Why do so many digital transformation initiatives stall or fail? The answer might lie at the bottom of this iceberg…
What is Digital Transformation?
Some authors describe Digital Transformation in terms of certain types of new technology and trends (big data, cloud, etc.) being applied to an existing business, and the subsequent change in business operations, such as the switch to subscription-based services versus the ownership of particular hardware and software.
While these characteristics can be found in Digital Transformation initiatives, I would like to offer an alternative, more general definition:
Digital Transformation is a type of change through which an organization seeks to become a technology-based business.
This definition implies that at a cultural level, the organization must accept that:
- its goal might be to deliver value to humans, and
- its principal value delivery mechanism is technology-based.
Take, for example, retail, non-digital banks. Virtually all of its operations are supported by software, yet most banks don’t identify themselves as software or even technology companies.
The following model can help explain why this happens:
Events & Patterns
At the events level, things merely happen to you, and you react to them. For organizations, that’s all their users see – some savvy users might infer some of the patterns behind an experience, but this is not very common.
The patterns we see in an experience are heavily influenced by the organizational design, structures, tools, and technology, the practices implemented.
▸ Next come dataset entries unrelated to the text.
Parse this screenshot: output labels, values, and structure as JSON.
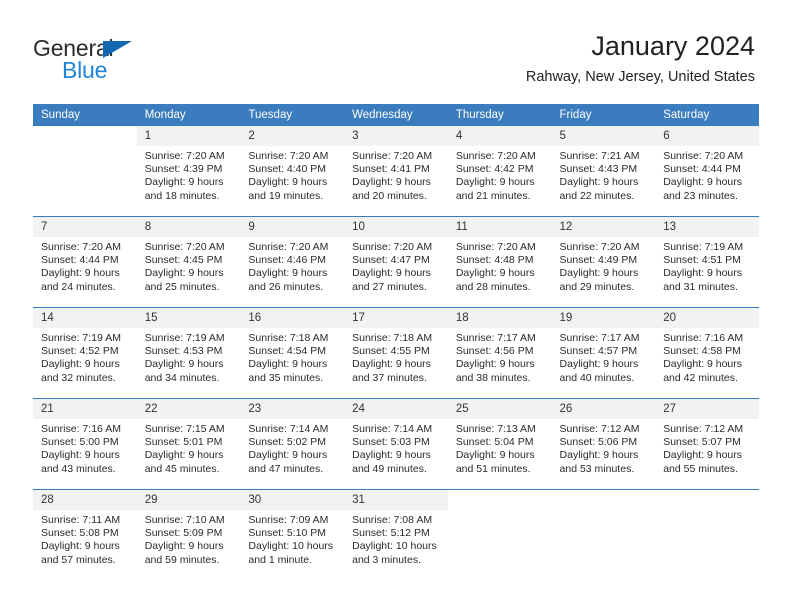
{
  "brand": {
    "line1": "General",
    "line2": "Blue",
    "triangle_color": "#1268b3",
    "line2_color": "#1f84d6"
  },
  "header": {
    "title": "January 2024",
    "location": "Rahway, New Jersey, United States"
  },
  "theme": {
    "header_bg": "#3a7cbe",
    "daynum_bg": "#f2f2f2",
    "row_border": "#3a7cbe"
  },
  "weekdays": [
    "Sunday",
    "Monday",
    "Tuesday",
    "Wednesday",
    "Thursday",
    "Friday",
    "Saturday"
  ],
  "weeks": [
    [
      {
        "day": "",
        "sunrise": "",
        "sunset": "",
        "daylight1": "",
        "daylight2": "",
        "blank": true
      },
      {
        "day": "1",
        "sunrise": "Sunrise: 7:20 AM",
        "sunset": "Sunset: 4:39 PM",
        "daylight1": "Daylight: 9 hours",
        "daylight2": "and 18 minutes."
      },
      {
        "day": "2",
        "sunrise": "Sunrise: 7:20 AM",
        "sunset": "Sunset: 4:40 PM",
        "daylight1": "Daylight: 9 hours",
        "daylight2": "and 19 minutes."
      },
      {
        "day": "3",
        "sunrise": "Sunrise: 7:20 AM",
        "sunset": "Sunset: 4:41 PM",
        "daylight1": "Daylight: 9 hours",
        "daylight2": "and 20 minutes."
      },
      {
        "day": "4",
        "sunrise": "Sunrise: 7:20 AM",
        "sunset": "Sunset: 4:42 PM",
        "daylight1": "Daylight: 9 hours",
        "daylight2": "and 21 minutes."
      },
      {
        "day": "5",
        "sunrise": "Sunrise: 7:21 AM",
        "sunset": "Sunset: 4:43 PM",
        "daylight1": "Daylight: 9 hours",
        "daylight2": "and 22 minutes."
      },
      {
        "day": "6",
        "sunrise": "Sunrise: 7:20 AM",
        "sunset": "Sunset: 4:44 PM",
        "daylight1": "Daylight: 9 hours",
        "daylight2": "and 23 minutes."
      }
    ],
    [
      {
        "day": "7",
        "sunrise": "Sunrise: 7:20 AM",
        "sunset": "Sunset: 4:44 PM",
        "daylight1": "Daylight: 9 hours",
        "daylight2": "and 24 minutes."
      },
      {
        "day": "8",
        "sunrise": "Sunrise: 7:20 AM",
        "sunset": "Sunset: 4:45 PM",
        "daylight1": "Daylight: 9 hours",
        "daylight2": "and 25 minutes."
      },
      {
        "day": "9",
        "sunrise": "Sunrise: 7:20 AM",
        "sunset": "Sunset: 4:46 PM",
        "daylight1": "Daylight: 9 hours",
        "daylight2": "and 26 minutes."
      },
      {
        "day": "10",
        "sunrise": "Sunrise: 7:20 AM",
        "sunset": "Sunset: 4:47 PM",
        "daylight1": "Daylight: 9 hours",
        "daylight2": "and 27 minutes."
      },
      {
        "day": "11",
        "sunrise": "Sunrise: 7:20 AM",
        "sunset": "Sunset: 4:48 PM",
        "daylight1": "Daylight: 9 hours",
        "daylight2": "and 28 minutes."
      },
      {
        "day": "12",
        "sunrise": "Sunrise: 7:20 AM",
        "sunset": "Sunset: 4:49 PM",
        "daylight1": "Daylight: 9 hours",
        "daylight2": "and 29 minutes."
      },
      {
        "day": "13",
        "sunrise": "Sunrise: 7:19 AM",
        "sunset": "Sunset: 4:51 PM",
        "daylight1": "Daylight: 9 hours",
        "daylight2": "and 31 minutes."
      }
    ],
    [
      {
        "day": "14",
        "sunrise": "Sunrise: 7:19 AM",
        "sunset": "Sunset: 4:52 PM",
        "daylight1": "Daylight: 9 hours",
        "daylight2": "and 32 minutes."
      },
      {
        "day": "15",
        "sunrise": "Sunrise: 7:19 AM",
        "sunset": "Sunset: 4:53 PM",
        "daylight1": "Daylight: 9 hours",
        "daylight2": "and 34 minutes."
      },
      {
        "day": "16",
        "sunrise": "Sunrise: 7:18 AM",
        "sunset": "Sunset: 4:54 PM",
        "daylight1": "Daylight: 9 hours",
        "daylight2": "and 35 minutes."
      },
      {
        "day": "17",
        "sunrise": "Sunrise: 7:18 AM",
        "sunset": "Sunset: 4:55 PM",
        "daylight1": "Daylight: 9 hours",
        "daylight2": "and 37 minutes."
      },
      {
        "day": "18",
        "sunrise": "Sunrise: 7:17 AM",
        "sunset": "Sunset: 4:56 PM",
        "daylight1": "Daylight: 9 hours",
        "daylight2": "and 38 minutes."
      },
      {
        "day": "19",
        "sunrise": "Sunrise: 7:17 AM",
        "sunset": "Sunset: 4:57 PM",
        "daylight1": "Daylight: 9 hours",
        "daylight2": "and 40 minutes."
      },
      {
        "day": "20",
        "sunrise": "Sunrise: 7:16 AM",
        "sunset": "Sunset: 4:58 PM",
        "daylight1": "Daylight: 9 hours",
        "daylight2": "and 42 minutes."
      }
    ],
    [
      {
        "day": "21",
        "sunrise": "Sunrise: 7:16 AM",
        "sunset": "Sunset: 5:00 PM",
        "daylight1": "Daylight: 9 hours",
        "daylight2": "and 43 minutes."
      },
      {
        "day": "22",
        "sunrise": "Sunrise: 7:15 AM",
        "sunset": "Sunset: 5:01 PM",
        "daylight1": "Daylight: 9 hours",
        "daylight2": "and 45 minutes."
      },
      {
        "day": "23",
        "sunrise": "Sunrise: 7:14 AM",
        "sunset": "Sunset: 5:02 PM",
        "daylight1": "Daylight: 9 hours",
        "daylight2": "and 47 minutes."
      },
      {
        "day": "24",
        "sunrise": "Sunrise: 7:14 AM",
        "sunset": "Sunset: 5:03 PM",
        "daylight1": "Daylight: 9 hours",
        "daylight2": "and 49 minutes."
      },
      {
        "day": "25",
        "sunrise": "Sunrise: 7:13 AM",
        "sunset": "Sunset: 5:04 PM",
        "daylight1": "Daylight: 9 hours",
        "daylight2": "and 51 minutes."
      },
      {
        "day": "26",
        "sunrise": "Sunrise: 7:12 AM",
        "sunset": "Sunset: 5:06 PM",
        "daylight1": "Daylight: 9 hours",
        "daylight2": "and 53 minutes."
      },
      {
        "day": "27",
        "sunrise": "Sunrise: 7:12 AM",
        "sunset": "Sunset: 5:07 PM",
        "daylight1": "Daylight: 9 hours",
        "daylight2": "and 55 minutes."
      }
    ],
    [
      {
        "day": "28",
        "sunrise": "Sunrise: 7:11 AM",
        "sunset": "Sunset: 5:08 PM",
        "daylight1": "Daylight: 9 hours",
        "daylight2": "and 57 minutes."
      },
      {
        "day": "29",
        "sunrise": "Sunrise: 7:10 AM",
        "sunset": "Sunset: 5:09 PM",
        "daylight1": "Daylight: 9 hours",
        "daylight2": "and 59 minutes."
      },
      {
        "day": "30",
        "sunrise": "Sunrise: 7:09 AM",
        "sunset": "Sunset: 5:10 PM",
        "daylight1": "Daylight: 10 hours",
        "daylight2": "and 1 minute."
      },
      {
        "day": "31",
        "sunrise": "Sunrise: 7:08 AM",
        "sunset": "Sunset: 5:12 PM",
        "daylight1": "Daylight: 10 hours",
        "daylight2": "and 3 minutes."
      },
      {
        "day": "",
        "sunrise": "",
        "sunset": "",
        "daylight1": "",
        "daylight2": "",
        "blank": true
      },
      {
        "day": "",
        "sunrise": "",
        "sunset": "",
        "daylight1": "",
        "daylight2": "",
        "blank": true
      },
      {
        "day": "",
        "sunrise": "",
        "sunset": "",
        "daylight1": "",
        "daylight2": "",
        "blank": true
      }
    ]
  ]
}
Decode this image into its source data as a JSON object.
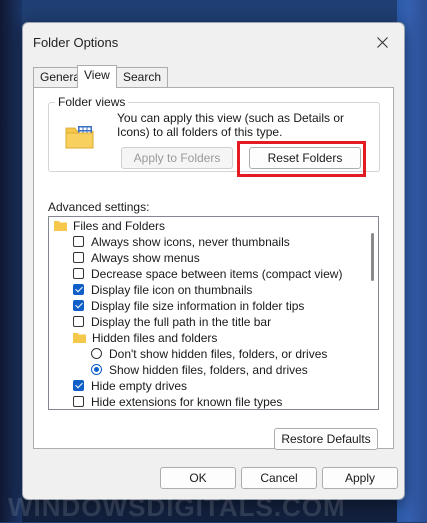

In a way, this is a more general version of Conway’s law:
Organizations which design systems (…) are constrained to produce designs which are copies of the communication structures of these organizations. — M. Conway
At this level is where organizations invest much of the effort in Digital Transformation. Converting the organization to agile, acquiring new technology, training teams in continuous delivery, etc.
The old structures tend to be preserved and resist change. Many transformation programs find this out too late in the game. With millions of dollars spent the usual scapegoat is that the current business and loyal customers would suffer if the org transformed completely, cold turkey. Why does this happen? The answer lies one level down.
Enter Mental Models, the level at which transformation happens. One cannot develop new structures with outdated thinking. I like to characterize this level as “the way we do things around here”. It permeates everything in the organization; it is pure culture.
There are no fads at this level, and I would argue that instead of changing it, we have to aspire to influence it. In some organizations, the culture will be intertwined with its members’ personal values, and these are some times impossible to change.
Does all this mean that successful Digital Transformation cannot be achieved without changing everyone’s mind first?
A More Effective Transformation Strategy
I propose that we first raise awareness of the need to influence change at the cultural level of any organization that’s considering or undergoing Digital Transformation, and
- that we measure and iterate on cultural change at the same rate we do with technology,
- that we create links between all the layers in the organizational model that help the organization transform in sync.
With this mindset, we are better equipped to assess the organization we’re part of and, create better structures and strategies for sustainable change.